I did like the back and forth between Sam and Juliette. Set the story about 100 years later, and it is a lot more believable. An independent woman and a rakish man who’s trying to better himself. I also like it that once Sam and Juliette realise what the other means to them, they are quite honest with each other. In the beginning, things aren’t clear, but there is never a cliché misunderstanding that would have been solved by one conversation. And after, they talk to each other trying to figure out their situation, openly and honestly. Also, the blurb talks of a love triangle, but Juliette isn’t in love with the marquess, so it’s not really a triangle, which is also good that the author avoided this major romance cliché.
In conclusion? I liked Sam and Juliette’s relationship, just not in the time era that it was set. I like their dialogue and the relationship between Juliette and her sisters is really sweet. When you think about it, the story itself is rather silly: bad man wants to evict family to sell the house, sends good man to do so. Good man is having trouble evicting family so decides to give them some time. Family is sure that they own the house, they just can’t find the papers. Until they do, at the very last second. The end. But it does make for an entire romance book and I never felt like passages were dragging along. The tempo was there because of all the dialogue and internal discourse of both characters. If you’re into historical romance, don’t read this because the period really is off.
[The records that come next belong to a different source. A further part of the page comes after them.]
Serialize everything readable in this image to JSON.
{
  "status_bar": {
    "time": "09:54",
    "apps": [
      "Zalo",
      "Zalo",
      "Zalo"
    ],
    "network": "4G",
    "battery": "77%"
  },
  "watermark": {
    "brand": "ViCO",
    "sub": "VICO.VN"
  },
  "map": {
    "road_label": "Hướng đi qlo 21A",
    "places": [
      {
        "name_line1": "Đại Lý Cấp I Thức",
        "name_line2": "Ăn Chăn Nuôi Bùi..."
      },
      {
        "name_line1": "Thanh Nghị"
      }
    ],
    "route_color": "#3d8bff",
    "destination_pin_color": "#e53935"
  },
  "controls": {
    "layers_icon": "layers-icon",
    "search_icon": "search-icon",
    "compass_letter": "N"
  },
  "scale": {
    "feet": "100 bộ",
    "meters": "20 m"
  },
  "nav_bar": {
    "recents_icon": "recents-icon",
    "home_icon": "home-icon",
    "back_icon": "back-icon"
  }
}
If you aren’t specifically into history or just looking for a relaxing read, then go right on ahead!